June 20, 2023
Midland Radio's GMRS repeater helped outdoor adventurers at a camping and overlanding trip stay safe as storms unexpectedly rolled in.
Darren Carden, the event organizer shared his experience of leveling up communication with the help of the GMRS repeater.
The Southeast Overland Camping event took place in East Tennessee outside the Brushy Mountain State Prison.
This was the second annual event and there were a total of 293 rigs in attendance.
The event included camping, trail rides, education courses, a raffle and more. There were 11 educational courses offered included radio communications, tire repair on the trail, traction control devices, and more.
“I want people to be able to do this safely, learn to do this safely with our training classes, and meet people they can travel with," Carden said.
For him, seeing people come together was the highlight of the event.
“It was everyone coming together as a community. It really came together as a true camping and overland family. When I saw the community come together, that was my favorite part of the whole weekend," he said.
The raffle benefit Tread Lightly!, Southern Four Wheel Drive, and a local animal shelter.
As Midland Radio was a title sponsor of the event and sponsor of all trail rides, two-way radio communication was a major focus of the event.
Through its sponsorship, Midland Radio donated handheld two-way radios for staff, an MXT500 MicroMobile® Two-Way Radio for the raffle, MXT115 MicroMobile® Two-Way Radiosfor demos on trail rides and radio communication courses, and MR10VP Midland GMRS Repeater Bundle for extended communication.
“Everyone that checked in, we let them know we were going to do our main event announcements through GMRS channel 13. It was nice because we didn’t have to get on a loud speaker, interrupting people. Every single announcement was made over two-way radios.”
While GMRS two-way radios weren't required for the event this year, that won't necessarily be the case next year.
"We will most likely make it required for everything next year because it was so great to make those announcements over the radios.”
Carden said his staff having handhelds with them at every turn made a difference in their ability to keep the event smooth.
“No matter where I was- in the vendor area, the campsite, at the drivers’ meetings, I could use my handhelds and it was an easy way to reach everyone."
The Southern Four Wheel Drive Association hosted the radio communications class.
“People absolutely loved that class. I think there was about 35 people sitting in on that class. Southern really focuses on GMRS and they all use Midland as well. He made sure to talk about the repeater and how we were using it at the event. A lot of people were impressed with the repeater’s capability after Saturday’s monstrosity.”

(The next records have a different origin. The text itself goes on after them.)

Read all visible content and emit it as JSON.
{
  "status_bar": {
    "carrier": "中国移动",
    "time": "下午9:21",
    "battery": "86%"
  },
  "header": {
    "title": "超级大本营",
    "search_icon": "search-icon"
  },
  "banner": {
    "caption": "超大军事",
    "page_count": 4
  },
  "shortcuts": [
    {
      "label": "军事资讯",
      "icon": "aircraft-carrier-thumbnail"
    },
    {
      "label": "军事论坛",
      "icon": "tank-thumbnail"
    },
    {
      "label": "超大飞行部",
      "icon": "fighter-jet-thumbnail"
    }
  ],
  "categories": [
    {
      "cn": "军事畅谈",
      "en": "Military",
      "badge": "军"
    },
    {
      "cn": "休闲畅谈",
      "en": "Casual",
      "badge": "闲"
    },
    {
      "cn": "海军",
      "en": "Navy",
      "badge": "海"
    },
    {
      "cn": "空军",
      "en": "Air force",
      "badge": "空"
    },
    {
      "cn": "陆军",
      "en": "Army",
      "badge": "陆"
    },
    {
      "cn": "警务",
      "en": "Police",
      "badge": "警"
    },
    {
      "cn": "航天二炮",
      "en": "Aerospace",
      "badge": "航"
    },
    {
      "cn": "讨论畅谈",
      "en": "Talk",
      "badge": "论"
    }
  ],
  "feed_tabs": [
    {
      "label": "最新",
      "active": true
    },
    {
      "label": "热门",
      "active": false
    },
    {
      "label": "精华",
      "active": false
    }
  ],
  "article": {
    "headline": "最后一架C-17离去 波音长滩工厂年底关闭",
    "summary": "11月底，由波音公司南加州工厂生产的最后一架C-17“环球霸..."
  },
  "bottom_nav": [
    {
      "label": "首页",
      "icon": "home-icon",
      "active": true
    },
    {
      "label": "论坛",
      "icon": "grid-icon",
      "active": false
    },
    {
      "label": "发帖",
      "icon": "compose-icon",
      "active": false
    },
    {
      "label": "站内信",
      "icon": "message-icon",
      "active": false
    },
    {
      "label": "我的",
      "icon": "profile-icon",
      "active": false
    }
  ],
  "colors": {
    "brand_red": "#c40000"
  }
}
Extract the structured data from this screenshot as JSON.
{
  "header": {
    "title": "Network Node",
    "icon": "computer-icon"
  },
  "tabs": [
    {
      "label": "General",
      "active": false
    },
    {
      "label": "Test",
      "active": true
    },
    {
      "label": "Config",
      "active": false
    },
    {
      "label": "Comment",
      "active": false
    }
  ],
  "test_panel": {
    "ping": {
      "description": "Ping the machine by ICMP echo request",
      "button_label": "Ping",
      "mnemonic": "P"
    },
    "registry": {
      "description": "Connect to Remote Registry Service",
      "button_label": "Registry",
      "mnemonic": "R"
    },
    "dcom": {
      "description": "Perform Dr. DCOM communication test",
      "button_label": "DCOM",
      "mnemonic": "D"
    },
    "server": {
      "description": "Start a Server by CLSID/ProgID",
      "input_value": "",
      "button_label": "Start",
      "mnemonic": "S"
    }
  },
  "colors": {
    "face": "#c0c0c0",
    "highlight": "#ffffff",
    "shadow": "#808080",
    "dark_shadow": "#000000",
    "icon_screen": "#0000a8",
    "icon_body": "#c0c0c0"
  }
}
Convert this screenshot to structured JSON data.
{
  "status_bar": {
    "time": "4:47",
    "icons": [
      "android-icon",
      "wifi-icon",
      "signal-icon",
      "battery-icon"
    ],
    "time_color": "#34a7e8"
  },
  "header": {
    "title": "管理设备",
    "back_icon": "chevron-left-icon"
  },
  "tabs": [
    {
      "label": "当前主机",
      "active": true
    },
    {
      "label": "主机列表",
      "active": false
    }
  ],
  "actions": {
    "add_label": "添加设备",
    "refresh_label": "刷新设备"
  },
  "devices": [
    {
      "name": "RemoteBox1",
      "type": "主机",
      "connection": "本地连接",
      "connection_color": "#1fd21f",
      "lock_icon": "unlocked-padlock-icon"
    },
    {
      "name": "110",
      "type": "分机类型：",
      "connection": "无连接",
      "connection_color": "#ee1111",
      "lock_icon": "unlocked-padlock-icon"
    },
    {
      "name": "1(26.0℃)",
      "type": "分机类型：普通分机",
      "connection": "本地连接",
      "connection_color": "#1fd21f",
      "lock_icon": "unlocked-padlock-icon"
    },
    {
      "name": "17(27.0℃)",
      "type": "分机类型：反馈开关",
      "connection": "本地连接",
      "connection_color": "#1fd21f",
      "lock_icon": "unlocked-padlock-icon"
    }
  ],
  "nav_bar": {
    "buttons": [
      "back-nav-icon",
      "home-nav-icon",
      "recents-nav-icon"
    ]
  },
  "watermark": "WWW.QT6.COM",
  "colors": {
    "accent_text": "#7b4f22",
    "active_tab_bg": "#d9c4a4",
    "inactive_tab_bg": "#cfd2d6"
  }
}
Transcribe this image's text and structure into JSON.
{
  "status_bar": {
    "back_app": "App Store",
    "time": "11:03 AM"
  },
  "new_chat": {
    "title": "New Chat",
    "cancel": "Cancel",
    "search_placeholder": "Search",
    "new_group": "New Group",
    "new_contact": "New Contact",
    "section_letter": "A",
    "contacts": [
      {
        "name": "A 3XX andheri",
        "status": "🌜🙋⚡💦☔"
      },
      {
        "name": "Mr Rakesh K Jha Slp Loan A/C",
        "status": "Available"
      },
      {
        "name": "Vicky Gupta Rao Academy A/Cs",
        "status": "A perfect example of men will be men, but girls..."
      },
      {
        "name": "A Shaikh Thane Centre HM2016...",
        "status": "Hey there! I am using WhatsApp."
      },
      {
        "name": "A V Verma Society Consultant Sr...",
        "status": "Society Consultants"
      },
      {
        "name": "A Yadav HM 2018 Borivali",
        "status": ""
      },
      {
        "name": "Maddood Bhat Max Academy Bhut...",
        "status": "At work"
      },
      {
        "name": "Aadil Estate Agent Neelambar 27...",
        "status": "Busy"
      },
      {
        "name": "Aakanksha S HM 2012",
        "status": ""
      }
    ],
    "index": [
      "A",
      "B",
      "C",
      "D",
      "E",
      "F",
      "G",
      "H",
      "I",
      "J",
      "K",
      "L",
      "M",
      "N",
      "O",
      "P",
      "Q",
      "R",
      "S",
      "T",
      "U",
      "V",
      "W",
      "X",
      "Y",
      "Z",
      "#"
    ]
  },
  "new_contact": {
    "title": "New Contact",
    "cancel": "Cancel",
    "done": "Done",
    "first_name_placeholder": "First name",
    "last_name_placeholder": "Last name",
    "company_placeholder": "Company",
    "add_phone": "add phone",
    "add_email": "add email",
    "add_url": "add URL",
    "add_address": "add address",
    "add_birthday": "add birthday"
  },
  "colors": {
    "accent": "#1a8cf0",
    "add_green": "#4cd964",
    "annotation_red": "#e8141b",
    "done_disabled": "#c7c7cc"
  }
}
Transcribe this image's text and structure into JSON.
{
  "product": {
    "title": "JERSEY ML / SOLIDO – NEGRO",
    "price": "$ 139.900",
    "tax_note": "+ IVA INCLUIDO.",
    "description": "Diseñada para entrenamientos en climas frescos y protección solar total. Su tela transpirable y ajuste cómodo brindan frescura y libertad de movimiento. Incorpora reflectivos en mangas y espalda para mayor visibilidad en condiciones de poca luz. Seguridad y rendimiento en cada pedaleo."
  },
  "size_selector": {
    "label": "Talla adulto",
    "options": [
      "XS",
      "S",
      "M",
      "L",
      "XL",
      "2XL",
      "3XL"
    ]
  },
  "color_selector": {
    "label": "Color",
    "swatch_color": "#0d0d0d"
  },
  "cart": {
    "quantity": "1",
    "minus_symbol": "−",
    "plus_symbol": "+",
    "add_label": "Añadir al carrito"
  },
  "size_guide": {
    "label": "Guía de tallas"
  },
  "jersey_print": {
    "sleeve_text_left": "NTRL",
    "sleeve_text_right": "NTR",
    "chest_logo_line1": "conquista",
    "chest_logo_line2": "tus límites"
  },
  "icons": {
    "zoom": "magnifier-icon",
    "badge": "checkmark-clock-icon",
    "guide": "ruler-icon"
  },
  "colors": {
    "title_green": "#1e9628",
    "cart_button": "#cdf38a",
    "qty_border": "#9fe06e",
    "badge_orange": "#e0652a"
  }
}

Unfortunately, the event was hit with unexpected storms.
“Friday was absolutely great and there were a bunch of people that headed out on the trails. We were aware that a storm was coming in Friday night and that it should pass by Saturday morning. The storms Friday night were absolutely crazy. One county over, there was a tornado. The tornado sirens went off where we were at 4:30 in the morning.”
Things were looking up...temporarily Saturday.
“Saturday morning everyone was very excited that we made it through the storms. We had 60 rigs take off for trail rides. About two hours into trail rides, we had a constant wind of about 50 miles per hour with gusts somewhere around 80.”
With the help of Midland's GMRS repeater, Carden was able to reach the trail leaders who were deep in the trails.
“We tried to get ahold of the trail leaders without the use of the repeater, but because they were so far into the ride and there were obstacles, it just was full of static. When we moved to the repeater channel it was great communication and got them to head back.”
Ultimately, he knows getting attendees and trail guides to safety wouldn't have been easy without the reliability of the Midland GMRS repeater.
"I can’t rave more about being able to get ahold of our trail leaders with the use of the repeater. It wouldn’t have been possible to get them back to camp since there is no cellphone service," Carden said.
And even upon returning to camp, the GMRS repeater and two-way radios helped everyone navigate the nasty weather.
“The radios were important to safety. People could use the radios if they needed help with anything. This was a priority for us and without the radios, I’m not sure it would have been possible.”